§ REQUIRED ACTION: The pictures must be left out, while the rest of the data is copied exactly.

[[ DATA FOR REVIEW, beginning ]]

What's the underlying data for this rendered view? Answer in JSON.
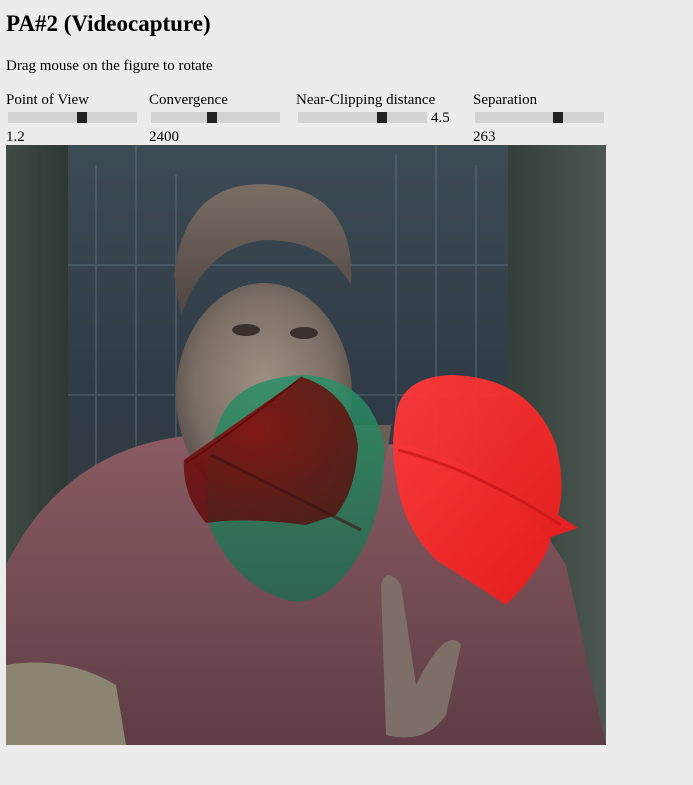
{
  "page": {
    "title": "PA#2 (Videocapture)",
    "instructions": "Drag mouse on the figure to rotate"
  },
  "controls": [
    {
      "label": "Point of View",
      "value": "1.2",
      "fraction": 0.57
    },
    {
      "label": "Convergence",
      "value": "2400",
      "fraction": 0.47
    },
    {
      "label": "Near-Clipping distance",
      "value": "4.5",
      "fraction": 0.65
    },
    {
      "label": "Separation",
      "value": "263",
      "fraction": 0.64
    }
  ],
  "colors": {
    "background": "#ececec",
    "slider_track": "#d3d3d3",
    "slider_thumb": "#222222",
    "anaglyph_red": "#ff1f1f",
    "anaglyph_cyan": "#2fa36e"
  }
}
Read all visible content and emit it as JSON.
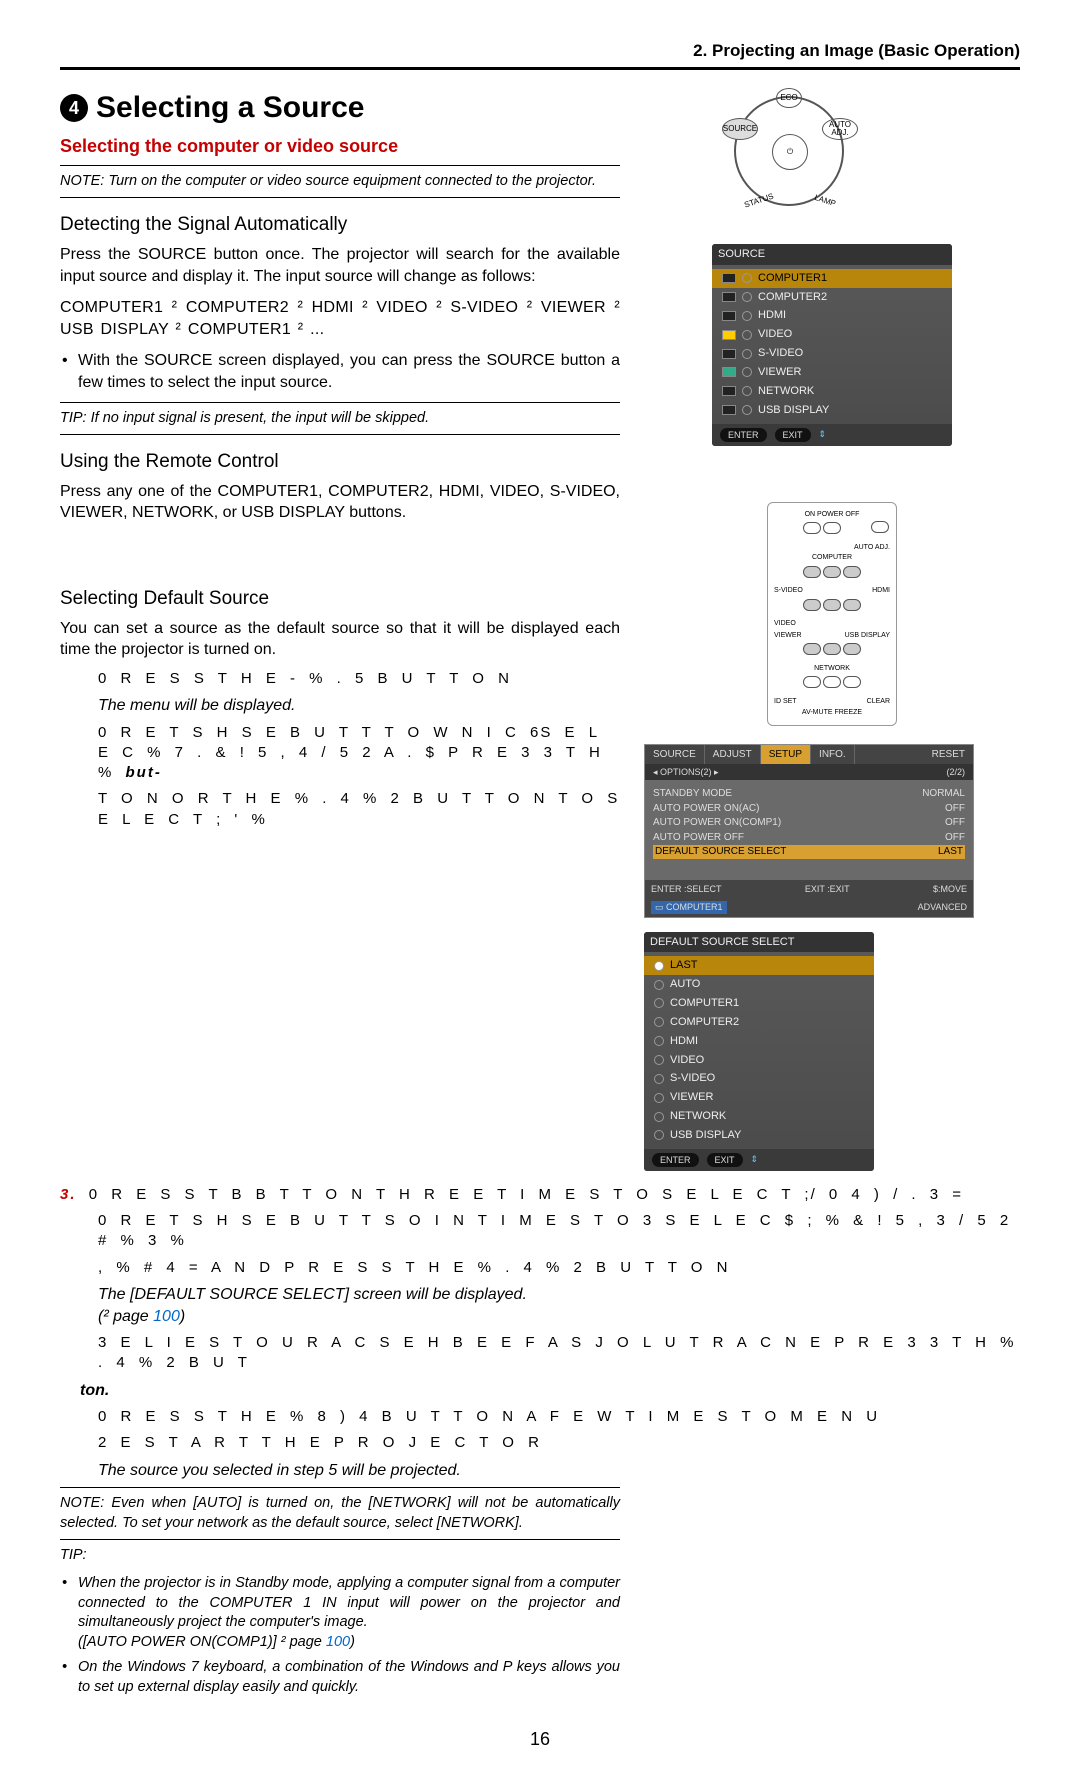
{
  "header": {
    "chapter": "2. Projecting an Image (Basic Operation)"
  },
  "title": {
    "num": "4",
    "text": "Selecting a Source"
  },
  "sub_red": "Selecting the computer or video source",
  "note1": "NOTE: Turn on the computer or video source equipment connected to the projector.",
  "h_detect": "Detecting the Signal Automatically",
  "p_detect": "Press the SOURCE button once. The projector will search for the available input source and display it. The input source will change as follows:",
  "seq": "COMPUTER1  ²   COMPUTER2  ²   HDMI  ²   VIDEO  ²   S-VIDEO  ²  VIEWER  ²   USB DISPLAY  ²   COMPUTER1  ²   ...",
  "bullet_source": "With the SOURCE screen displayed, you can press the SOURCE button a few times to select the input source.",
  "tip1": "TIP: If no input signal is present, the input will be skipped.",
  "h_remote": "Using the Remote Control",
  "p_remote": "Press any one of the COMPUTER1, COMPUTER2, HDMI, VIDEO, S-VIDEO, VIEWER, NETWORK, or USB DISPLAY buttons.",
  "h_default": "Selecting Default Source",
  "p_default": "You can set a source as the default source so that it will be displayed each time the projector is turned on.",
  "s1_a": "0 R E S S   T H E   - % . 5   B U T T O N",
  "s1_b": "The menu will be displayed.",
  "s2_a": "0 R E T S H S E  B U T T T O W N I C 6S  E L E C % 7 . &  ! 5  , 4  /  5 2  A . $  P R E 3 3  T H %",
  "s2_a_tail": "but-",
  "s2_b": "T O N   O R   T H E   % . 4 % 2   B U T T O N   T O   S E L E C T   ; ' %",
  "s3_num": "3.",
  "s3_a": "0 R E S S   T B B T T O N   T H R E E   T I M E S   T O   S E L E C T   ;/ 0 4 ) / . 3      =",
  "s4_a": "0 R E T S H S E  B U T T S O I N   T I M E S T O 3  S E L E C $ ;  % &  ! 5  , 3  /  5 2  # % 3  %",
  "s4_b": ", % # 4 =   A N D   P R E S S   T H E   % . 4 % 2   B U T T O N",
  "s4_c": "The [DEFAULT SOURCE SELECT] screen will be displayed.",
  "s4_d_a": "(²   page ",
  "s4_d_link": "100",
  "s4_d_b": ")",
  "s5_a": "3 E L  I E S T  O  U R A C S E  H B E  E F A S J O L  U T R A C N E  P R E 3 3  T H %   . 4 % 2  B U  T",
  "s5_tail": "ton.",
  "s6_a": "0 R E S S   T H E   % 8 ) 4   B U T T O N   A   F E W   T I M E S   T O                     M E N U",
  "s7_a": "2 E S T A R T   T H E   P R O J E C T O R",
  "s_proj": "The source you selected in step 5 will be projected.",
  "note2": "NOTE: Even when [AUTO] is turned on, the [NETWORK] will not be automatically selected. To set your network as the default source, select [NETWORK].",
  "tip_hdr": "TIP:",
  "tip2a": "When the projector is in Standby mode, applying a computer signal from a computer connected to the COMPUTER 1 IN input will power on the projector and simultaneously project the computer's image.",
  "tip2a_2a": "([AUTO POWER ON(COMP1)] ²   page ",
  "tip2a_link": "100",
  "tip2a_2b": ")",
  "tip2b": "On the Windows 7 keyboard, a combination of the Windows and P keys allows you to set up external display easily and quickly.",
  "page_num": "16",
  "fig_top": {
    "eco": "ECO",
    "source": "SOURCE",
    "auto": "AUTO\nADJ.",
    "status": "STATUS",
    "lamp": "LAMP"
  },
  "source_menu": {
    "title": "SOURCE",
    "items": [
      "COMPUTER1",
      "COMPUTER2",
      "HDMI",
      "VIDEO",
      "S-VIDEO",
      "VIEWER",
      "NETWORK",
      "USB DISPLAY"
    ],
    "enter": "ENTER",
    "exit": "EXIT"
  },
  "remote": {
    "poweroff": "ON POWER OFF",
    "autoadj": "AUTO ADJ.",
    "computer": "COMPUTER",
    "svideo": "S-VIDEO",
    "hdmi": "HDMI",
    "video": "VIDEO",
    "viewer": "VIEWER",
    "network": "NETWORK",
    "usb": "USB DISPLAY",
    "idset": "ID SET",
    "clear": "CLEAR",
    "avmute": "AV-MUTE  FREEZE"
  },
  "osd": {
    "tabs": [
      "SOURCE",
      "ADJUST",
      "SETUP",
      "INFO.",
      "RESET"
    ],
    "sub_left": "◂ OPTIONS(2) ▸",
    "sub_right": "(2/2)",
    "rows": [
      {
        "k": "STANDBY MODE",
        "v": "NORMAL"
      },
      {
        "k": "AUTO POWER ON(AC)",
        "v": "OFF"
      },
      {
        "k": "AUTO POWER ON(COMP1)",
        "v": "OFF"
      },
      {
        "k": "AUTO POWER OFF",
        "v": "OFF"
      },
      {
        "k": "DEFAULT SOURCE SELECT",
        "v": "LAST"
      }
    ],
    "enter": "ENTER :SELECT",
    "exit": "EXIT :EXIT",
    "move": "$:MOVE",
    "comp": "COMPUTER1",
    "adv": "ADVANCED"
  },
  "dss": {
    "title": "DEFAULT SOURCE SELECT",
    "items": [
      "LAST",
      "AUTO",
      "COMPUTER1",
      "COMPUTER2",
      "HDMI",
      "VIDEO",
      "S-VIDEO",
      "VIEWER",
      "NETWORK",
      "USB DISPLAY"
    ],
    "enter": "ENTER",
    "exit": "EXIT"
  }
}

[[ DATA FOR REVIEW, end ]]

§ OUTPUT BELOW:
What's the underlying data for this rendered view? Answer in JSON.
{
  "page": {
    "title": "PA#2 (Videocapture)",
    "instructions": "Drag mouse on the figure to rotate"
  },
  "controls": [
    {
      "label": "Point of View",
      "value": "1.2",
      "fraction": 0.57
    },
    {
      "label": "Convergence",
      "value": "2400",
      "fraction": 0.47
    },
    {
      "label": "Near-Clipping distance",
      "value": "4.5",
      "fraction": 0.65
    },
    {
      "label": "Separation",
      "value": "263",
      "fraction": 0.64
    }
  ],
  "colors": {
    "background": "#ececec",
    "slider_track": "#d3d3d3",
    "slider_thumb": "#222222",
    "anaglyph_red": "#ff1f1f",
    "anaglyph_cyan": "#2fa36e"
  }
}
Read all visible content and emit it as JSON.
{
  "header": {
    "chapter": "2. Projecting an Image (Basic Operation)"
  },
  "title": {
    "num": "4",
    "text": "Selecting a Source"
  },
  "sub_red": "Selecting the computer or video source",
  "note1": "NOTE: Turn on the computer or video source equipment connected to the projector.",
  "h_detect": "Detecting the Signal Automatically",
  "p_detect": "Press the SOURCE button once. The projector will search for the available input source and display it. The input source will change as follows:",
  "seq": "COMPUTER1  ²   COMPUTER2  ²   HDMI  ²   VIDEO  ²   S-VIDEO  ²  VIEWER  ²   USB DISPLAY  ²   COMPUTER1  ²   ...",
  "bullet_source": "With the SOURCE screen displayed, you can press the SOURCE button a few times to select the input source.",
  "tip1": "TIP: If no input signal is present, the input will be skipped.",
  "h_remote": "Using the Remote Control",
  "p_remote": "Press any one of the COMPUTER1, COMPUTER2, HDMI, VIDEO, S-VIDEO, VIEWER, NETWORK, or USB DISPLAY buttons.",
  "h_default": "Selecting Default Source",
  "p_default": "You can set a source as the default source so that it will be displayed each time the projector is turned on.",
  "s1_a": "0 R E S S   T H E   - % . 5   B U T T O N",
  "s1_b": "The menu will be displayed.",
  "s2_a": "0 R E T S H S E  B U T T T O W N I C 6S  E L E C % 7 . &  ! 5  , 4  /  5 2  A . $  P R E 3 3  T H %",
  "s2_a_tail": "but-",
  "s2_b": "T O N   O R   T H E   % . 4 % 2   B U T T O N   T O   S E L E C T   ; ' %",
  "s3_num": "3.",
  "s3_a": "0 R E S S   T B B T T O N   T H R E E   T I M E S   T O   S E L E C T   ;/ 0 4 ) / . 3      =",
  "s4_a": "0 R E T S H S E  B U T T S O I N   T I M E S T O 3  S E L E C $ ;  % &  ! 5  , 3  /  5 2  # % 3  %",
  "s4_b": ", % # 4 =   A N D   P R E S S   T H E   % . 4 % 2   B U T T O N",
  "s4_c": "The [DEFAULT SOURCE SELECT] screen will be displayed.",
  "s4_d_a": "(²   page ",
  "s4_d_link": "100",
  "s4_d_b": ")",
  "s5_a": "3 E L  I E S T  O  U R A C S E  H B E  E F A S J O L  U T R A C N E  P R E 3 3  T H %   . 4 % 2  B U  T",
  "s5_tail": "ton.",
  "s6_a": "0 R E S S   T H E   % 8 ) 4   B U T T O N   A   F E W   T I M E S   T O                     M E N U",
  "s7_a": "2 E S T A R T   T H E   P R O J E C T O R",
  "s_proj": "The source you selected in step 5 will be projected.",
  "note2": "NOTE: Even when [AUTO] is turned on, the [NETWORK] will not be automatically selected. To set your network as the default source, select [NETWORK].",
  "tip_hdr": "TIP:",
  "tip2a": "When the projector is in Standby mode, applying a computer signal from a computer connected to the COMPUTER 1 IN input will power on the projector and simultaneously project the computer's image.",
  "tip2a_2a": "([AUTO POWER ON(COMP1)] ²   page ",
  "tip2a_link": "100",
  "tip2a_2b": ")",
  "tip2b": "On the Windows 7 keyboard, a combination of the Windows and P keys allows you to set up external display easily and quickly.",
  "page_num": "16",
  "fig_top": {
    "eco": "ECO",
    "source": "SOURCE",
    "auto": "AUTO\nADJ.",
    "status": "STATUS",
    "lamp": "LAMP"
  },
  "source_menu": {
    "title": "SOURCE",
    "items": [
      "COMPUTER1",
      "COMPUTER2",
      "HDMI",
      "VIDEO",
      "S-VIDEO",
      "VIEWER",
      "NETWORK",
      "USB DISPLAY"
    ],
    "enter": "ENTER",
    "exit": "EXIT"
  },
  "remote": {
    "poweroff": "ON POWER OFF",
    "autoadj": "AUTO ADJ.",
    "computer": "COMPUTER",
    "svideo": "S-VIDEO",
    "hdmi": "HDMI",
    "video": "VIDEO",
    "viewer": "VIEWER",
    "network": "NETWORK",
    "usb": "USB DISPLAY",
    "idset": "ID SET",
    "clear": "CLEAR",
    "avmute": "AV-MUTE  FREEZE"
  },
  "osd": {
    "tabs": [
      "SOURCE",
      "ADJUST",
      "SETUP",
      "INFO.",
      "RESET"
    ],
    "sub_left": "◂ OPTIONS(2) ▸",
    "sub_right": "(2/2)",
    "rows": [
      {
        "k": "STANDBY MODE",
        "v": "NORMAL"
      },
      {
        "k": "AUTO POWER ON(AC)",
        "v": "OFF"
      },
      {
        "k": "AUTO POWER ON(COMP1)",
        "v": "OFF"
      },
      {
        "k": "AUTO POWER OFF",
        "v": "OFF"
      },
      {
        "k": "DEFAULT SOURCE SELECT",
        "v": "LAST"
      }
    ],
    "enter": "ENTER :SELECT",
    "exit": "EXIT :EXIT",
    "move": "$:MOVE",
    "comp": "COMPUTER1",
    "adv": "ADVANCED"
  },
  "dss": {
    "title": "DEFAULT SOURCE SELECT",
    "items": [
      "LAST",
      "AUTO",
      "COMPUTER1",
      "COMPUTER2",
      "HDMI",
      "VIDEO",
      "S-VIDEO",
      "VIEWER",
      "NETWORK",
      "USB DISPLAY"
    ],
    "enter": "ENTER",
    "exit": "EXIT"
  }
}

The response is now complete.